### EXERCISE MATERIAL:
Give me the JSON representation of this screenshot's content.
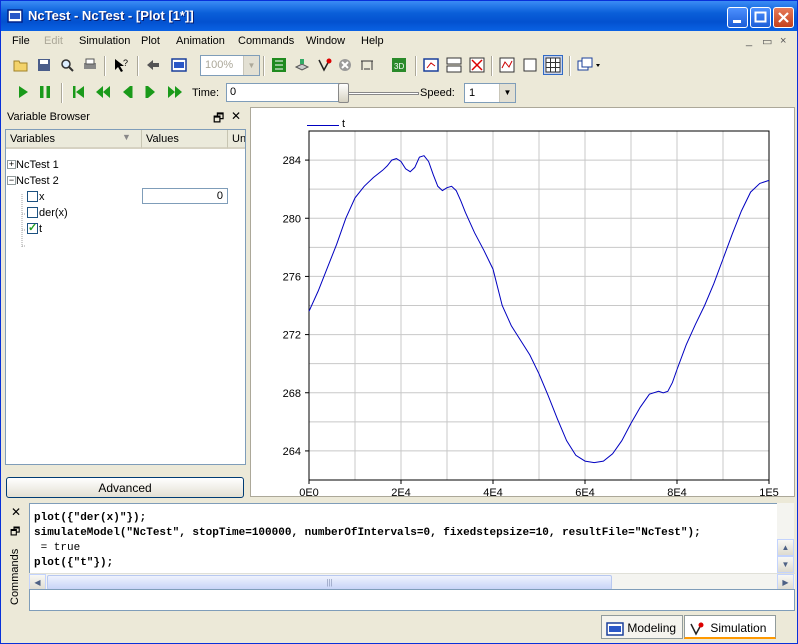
{
  "window": {
    "title": "NcTest - NcTest  - [Plot [1*]]"
  },
  "menu": [
    {
      "label": "File",
      "enabled": true
    },
    {
      "label": "Edit",
      "enabled": false
    },
    {
      "label": "Simulation",
      "enabled": true
    },
    {
      "label": "Plot",
      "enabled": true
    },
    {
      "label": "Animation",
      "enabled": true
    },
    {
      "label": "Commands",
      "enabled": true
    },
    {
      "label": "Window",
      "enabled": true
    },
    {
      "label": "Help",
      "enabled": true
    }
  ],
  "mdi_controls": [
    "×",
    "🗗",
    "×"
  ],
  "toolbar": {
    "zoom": "100%",
    "time_label": "Time:",
    "time_value": "0",
    "speed_label": "Speed:",
    "speed_value": "1"
  },
  "variable_browser": {
    "title": "Variable Browser",
    "columns": [
      "Variables",
      "Values",
      "Un"
    ],
    "nodes": [
      {
        "label": "NcTest 1",
        "expander": "+"
      },
      {
        "label": "NcTest 2",
        "expander": "−"
      }
    ],
    "variables": [
      {
        "label": "x",
        "checked": false,
        "value": "0"
      },
      {
        "label": "der(x)",
        "checked": false,
        "value": ""
      },
      {
        "label": "t",
        "checked": true,
        "value": ""
      }
    ],
    "advanced_label": "Advanced"
  },
  "chart_data": {
    "type": "line",
    "series": [
      {
        "name": "t",
        "color": "#0000c0",
        "x": [
          0,
          2000,
          4000,
          6000,
          8000,
          10000,
          12000,
          14000,
          16000,
          17000,
          18000,
          19000,
          20000,
          21000,
          22000,
          23000,
          24000,
          25000,
          26000,
          27000,
          28000,
          29000,
          30000,
          31000,
          32000,
          33000,
          34000,
          36000,
          38000,
          40000,
          42000,
          44000,
          46000,
          48000,
          50000,
          52000,
          54000,
          56000,
          58000,
          60000,
          62000,
          64000,
          66000,
          68000,
          70000,
          72000,
          74000,
          76000,
          77000,
          78000,
          79000,
          80000,
          82000,
          84000,
          86000,
          88000,
          90000,
          92000,
          94000,
          96000,
          98000,
          100000
        ],
        "y": [
          273.6,
          275.0,
          276.6,
          278.2,
          280.0,
          281.4,
          282.2,
          282.8,
          283.3,
          283.6,
          284.0,
          284.1,
          283.9,
          283.4,
          283.2,
          283.5,
          284.2,
          284.3,
          283.9,
          283.0,
          282.2,
          281.9,
          282.1,
          282.2,
          281.9,
          281.2,
          280.4,
          279.0,
          277.8,
          276.5,
          274.0,
          272.6,
          271.6,
          270.6,
          269.3,
          267.8,
          266.2,
          264.7,
          263.7,
          263.3,
          263.2,
          263.3,
          263.8,
          264.7,
          265.9,
          267.0,
          267.9,
          268.1,
          268.0,
          268.1,
          268.7,
          269.6,
          271.3,
          272.7,
          274.0,
          275.5,
          277.2,
          278.9,
          280.5,
          281.8,
          282.4,
          282.6
        ]
      }
    ],
    "xlim": [
      0,
      100000
    ],
    "ylim": [
      262,
      286
    ],
    "x_ticks": [
      {
        "v": 0,
        "label": "0E0"
      },
      {
        "v": 20000,
        "label": "2E4"
      },
      {
        "v": 40000,
        "label": "4E4"
      },
      {
        "v": 60000,
        "label": "6E4"
      },
      {
        "v": 80000,
        "label": "8E4"
      },
      {
        "v": 100000,
        "label": "1E5"
      }
    ],
    "y_ticks": [
      {
        "v": 264,
        "label": "264"
      },
      {
        "v": 268,
        "label": "268"
      },
      {
        "v": 272,
        "label": "272"
      },
      {
        "v": 276,
        "label": "276"
      },
      {
        "v": 280,
        "label": "280"
      },
      {
        "v": 284,
        "label": "284"
      }
    ],
    "grid": true,
    "legend": "top-left"
  },
  "commands": {
    "side_label": "Commands",
    "lines": [
      {
        "text": "    ...",
        "bold": false
      },
      {
        "text": "plot({\"der(x)\"});",
        "bold": true
      },
      {
        "text": "simulateModel(\"NcTest\", stopTime=100000, numberOfIntervals=0, fixedstepsize=10, resultFile=\"NcTest\");",
        "bold": true
      },
      {
        "text": " = true",
        "bold": false
      },
      {
        "text": "plot({\"t\"});",
        "bold": true
      }
    ]
  },
  "status_tabs": [
    {
      "label": "Modeling",
      "active": false
    },
    {
      "label": "Simulation",
      "active": true
    }
  ]
}
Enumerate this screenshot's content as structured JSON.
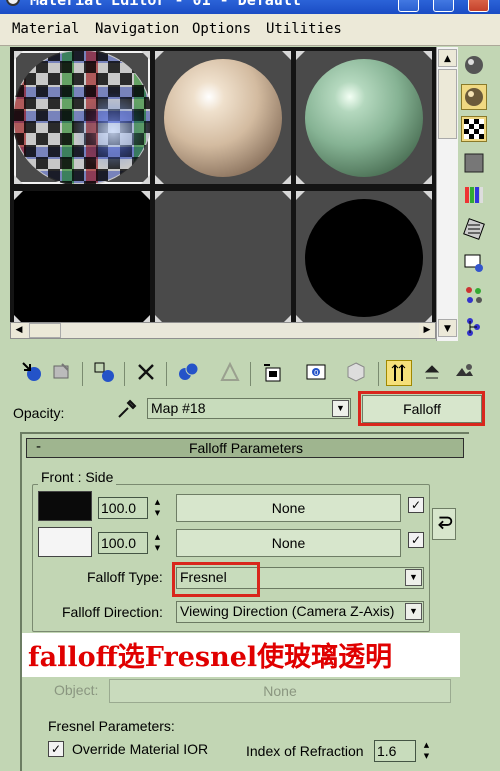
{
  "window": {
    "title": "Material Editor - 01 - Default"
  },
  "menu": [
    "Material",
    "Navigation",
    "Options",
    "Utilities"
  ],
  "slots": [
    {
      "name": "checker",
      "selected": true
    },
    {
      "name": "beige"
    },
    {
      "name": "green"
    },
    {
      "name": "black"
    },
    {
      "name": "empty"
    },
    {
      "name": "black-sphere"
    }
  ],
  "right_toolbar": [
    "sample-type-icon",
    "backlight-icon",
    "background-icon",
    "uv-tiling-icon",
    "video-color-check-icon",
    "make-preview-icon",
    "options-icon",
    "select-by-material-icon",
    "material-navigator-icon"
  ],
  "bottom_toolbar": [
    "get-material-icon",
    "put-to-scene-icon",
    "assign-to-selection-icon",
    "reset-map-icon",
    "make-unique-icon",
    "put-to-library-icon",
    "material-effects-channel-icon",
    "show-map-icon",
    "show-end-result-icon",
    "go-to-parent-icon",
    "go-forward-icon"
  ],
  "opacity": {
    "label": "Opacity:",
    "map_value": "Map #18",
    "type_button": "Falloff"
  },
  "rollout": {
    "title": "Falloff Parameters",
    "collapse_sign": "-",
    "group_label": "Front : Side",
    "row1": {
      "color": "#0a0a0a",
      "amount": "100.0",
      "map": "None",
      "checked": true
    },
    "row2": {
      "color": "#f5f5f5",
      "amount": "100.0",
      "map": "None",
      "checked": true
    },
    "falloff_type_label": "Falloff Type:",
    "falloff_type_value": "Fresnel",
    "falloff_direction_label": "Falloff Direction:",
    "falloff_direction_value": "Viewing Direction (Camera Z-Axis)",
    "object_label": "Object:",
    "object_value": "None",
    "fresnel_label": "Fresnel Parameters:",
    "override_label": "Override Material IOR",
    "override_checked": true,
    "ior_label": "Index of Refraction",
    "ior_value": "1.6"
  },
  "annotation": "falloff选Fresnel使玻璃透明",
  "colors": {
    "highlight": "#d9261c",
    "panel_bg": "#c2d6b4",
    "annotation_text": "#e00000"
  }
}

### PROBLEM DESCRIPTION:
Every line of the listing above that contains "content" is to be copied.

### ANSWER BOX:
Give me the JSON representation of this screenshot's content.
Enumerate this screenshot's content as structured JSON.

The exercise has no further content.